Italy's players followed Cesare Prandelli into the jungle and emerged, like Rambo, with First Blood. The Azzurri coach spoke before this game about the strength that can be drawn from an opening win and this already confident team will go into Friday afternoon's game against a tricky looking Costa Rica side in high spirits.
It must be said that victory against England wasn't taken for granted. Many had Italy down as favourites after their last encounter in the Euro 2012 quarterfinal two years ago, which was one of the most one-sided 0-0s in history. But the Azzurri anticipated a closer contest this time around and, though they went into it "without fear" -- as La Gazzetta dello Sport's front page proclaimed on Saturday -- they were wary of an opponent out for revenge and refreshed by new faces such as Raheem Sterling -- a player of pace and movement who threatened to ask serious questions of a defence lacking in mobility.

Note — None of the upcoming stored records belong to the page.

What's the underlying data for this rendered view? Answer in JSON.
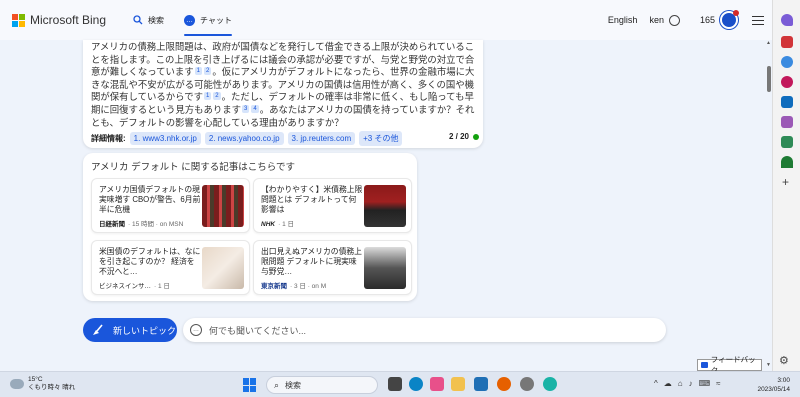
{
  "header": {
    "brand": "Microsoft Bing",
    "tabs": [
      {
        "label": "検索"
      },
      {
        "label": "チャット"
      }
    ],
    "language": "English",
    "user": "ken",
    "points": "165"
  },
  "answer": {
    "lines": [
      "アメリカの債務上限問題は、政府が国債などを発行して借金できる上限が決められていることを指します。この上限を引き上げるには議会の承認が必要ですが、与党と野党の対立で合意が難しくなっています",
      "。仮にアメリカがデフォルトになったら、世界の金融市場に大きな混乱や不安が広がる可能性があります。アメリカの国債は信用性が高く、多くの国や機関が保有しているからです",
      "。ただし、デフォルトの確率は非常に低く、もし陥っても早期に回復するという見方もあります",
      "。あなたはアメリカの国債を持っていますか？それとも、デフォルトの影響を心配している理由がありますか？"
    ],
    "citations": [
      "1",
      "2",
      "1",
      "2",
      "3",
      "4"
    ],
    "refs_label": "詳細情報:",
    "refs": [
      "1. www3.nhk.or.jp",
      "2. news.yahoo.co.jp",
      "3. jp.reuters.com",
      "+3 その他"
    ],
    "page_count": "2 / 20"
  },
  "news": {
    "title": "アメリカ デフォルト に関する記事はこちらです",
    "items": [
      {
        "headline": "アメリカ国債デフォルトの現実味増す CBOが警告、6月前半に危機",
        "source": "日経新聞",
        "time": "· 15 時間 · on MSN"
      },
      {
        "headline": "【わかりやすく】米債務上限問題とは デフォルトって何 影響は",
        "source": "NHK",
        "time": "· 1 日"
      },
      {
        "headline": "米国債のデフォルトは、なにを引き起こすのか？ 経済を不況へと…",
        "source": "ビジネスインサ…",
        "time": "· 1 日"
      },
      {
        "headline": "出口見えぬアメリカの債務上限問題 デフォルトに現実味 与野党…",
        "source": "東京新聞",
        "time": "· 3 日 · on M"
      }
    ]
  },
  "composer": {
    "new_topic": "新しいトピック",
    "placeholder": "何でも聞いてください..."
  },
  "feedback": "フィードバック",
  "taskbar": {
    "weather_temp": "15°C",
    "weather_desc": "くもり時々 晴れ",
    "search": "検索",
    "time": "3:00",
    "date": "2023/05/14"
  }
}
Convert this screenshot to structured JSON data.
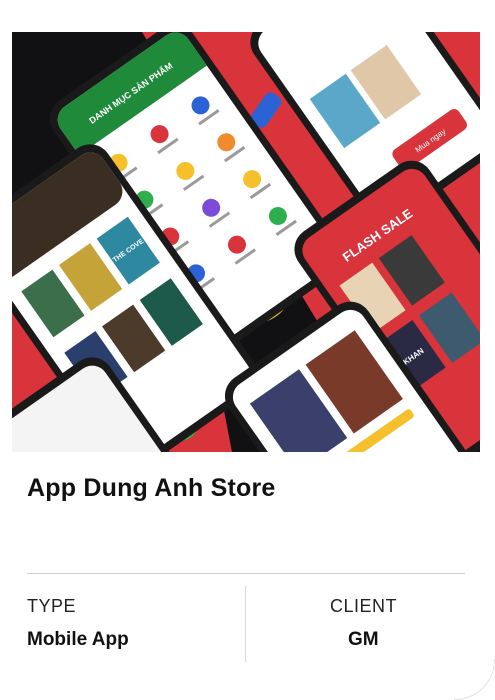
{
  "project": {
    "title": "App Dung Anh Store",
    "hero_image_alt": "Mobile app screenshots collage"
  },
  "meta": {
    "type_label": "TYPE",
    "type_value": "Mobile App",
    "client_label": "CLIENT",
    "client_value": "GM"
  },
  "hero_texts": {
    "category_header": "DANH MỤC SẢN PHẨM",
    "flash_sale": "FLASH SALE",
    "book_cover_1": "THE COVE",
    "book_cover_2": "KHAN",
    "buy_button": "Mua ngay"
  },
  "colors": {
    "brand_red": "#d9343b",
    "brand_green": "#1f8a3a",
    "hero_bg": "#0f0f12",
    "accent_orange": "#f08a2c",
    "accent_blue": "#2b62d6",
    "accent_yellow": "#f6c02c"
  }
}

Italy's preparations, informed greatly by last summer's experience of the Confederations Cup, had been meticulous. But as this game neared, Prandelli's best-laid plans were severely disrupted. After losing Riccardo Montolivo to a broken leg in the opening warmup game against Ireland and then deciding not to select Giuseppe Rossi on the basis that he didn't want to risk another relapse of the striker's knee injury, Prandelli sustained more casualties.
First, starting left-back Mattia de Sciglio strained a muscle and then, on the eve of this match, goalkeeper Gianluigi Buffon sprained an ankle. The psychological impact of losing their captain and leader had the potential to spread doubt and uncertainty within an Italy defence that, in contrast to other tournaments, came into this one as a perceived weakness rather than a strength.
Salvatore Sirigu stood in between the posts. With all the resources Paris Saint-Germain have, the winners of back-to-back Ligue 1 titles don't have to play him in goal. They could go out and spend the kind of money -- some 50 million euros -- Juventus did to buy Buffon from Parma in 2001. That they haven't is a measure of the regard in which he is held by the French champions. Still, England immediately set about shooting from distance and putting crosses into the box to exploit any nerves he might have been feeling.
In light of the new weapons available to Roy Hodgson and the misfortune striking their own camp, the consensus was that a point would not be frowned upon by the Azzurri. And yet Italy took the lead from a well-worked corner. Andrea Pirlo ran over it, leaving the ball for his Juventus teammate Claudio Marchisio to set and shoot beyond Joe Hart from outside the area.
The disappointment was that Italy conceded an equaliser almost immediately after going ahead. Sterling turned and released Wayne Rooney whose cross was finished by Daniel Sturridge. It was symbolic of the danger England posed: a counterattack executed at speed. That was always in the back of Italy's mind.
However, they were the ones that came closest to a second before half-time. Mario Balotelli almost caught Hart out with a sublime lob that Phil Jagielka headed off the line, and Antonio Candreva hit the post. A combination between that pair after the interval put Italy back in front.
Candreva swung in a cross and Balotelli leapt at the far post to nod past Hart. It was no coincidence Italy's winner came from the right. Ineffective in this area in the warmup game against Luxembourg, Candreva kept pulling England left-back Leighton Baines inside, creating a motorway of space for right-back Matteo Darmian. Had his crosses been more precise, the Azzurri might have made England pay more.
As expected Italy held possession for long spells with Daniele De Rossi and the doppio-play or double playmaker system based around Andrea Pirlo and Marco Verratti in the middle. They weren't able to completely control the play nor make it tell as much as they perhaps would have liked. Much of the play was sterile, though it did appear to sap the energy from England as the game went on. It's evident that the tactic remains a work in process but there is promise. Isolated in the early stages, Balotelli later did get the support Prandelli demanded of Marchisio and Candreva.
The thinking behind their deployment is that, as midfielders who have the engine to run from deep, get into the box, and score, they are difficult for defenders to pick up. They don't give any reference points. Considering Marchisio scored and Candreva assisted Balotelli, one imagines Prandelli will be encouraged.
The manager's outstanding record in competitive matches goes on. In four years under his management, Italy have lost only twice in 90 minutes: the first was in the Euro 2012 final against Spain, the second to Brazil in the group stages of the Confederations Cup last summer.
For all the euphoria that a result like tonight's will bring, Italy are never ones to get carried away. Costa Rica confirmed Prandelli's suspicions that they could well be a trap game by winning their curtain raiser while Uruguay now need to win their remaining two matches to be sure of qualification for the knockout stages. The Azzurri, though, have once again reminded everyone why they deserve respect.
As Prandelli has often said, his team aren't among the best but they are capable of beating the best. No one will relish playing them.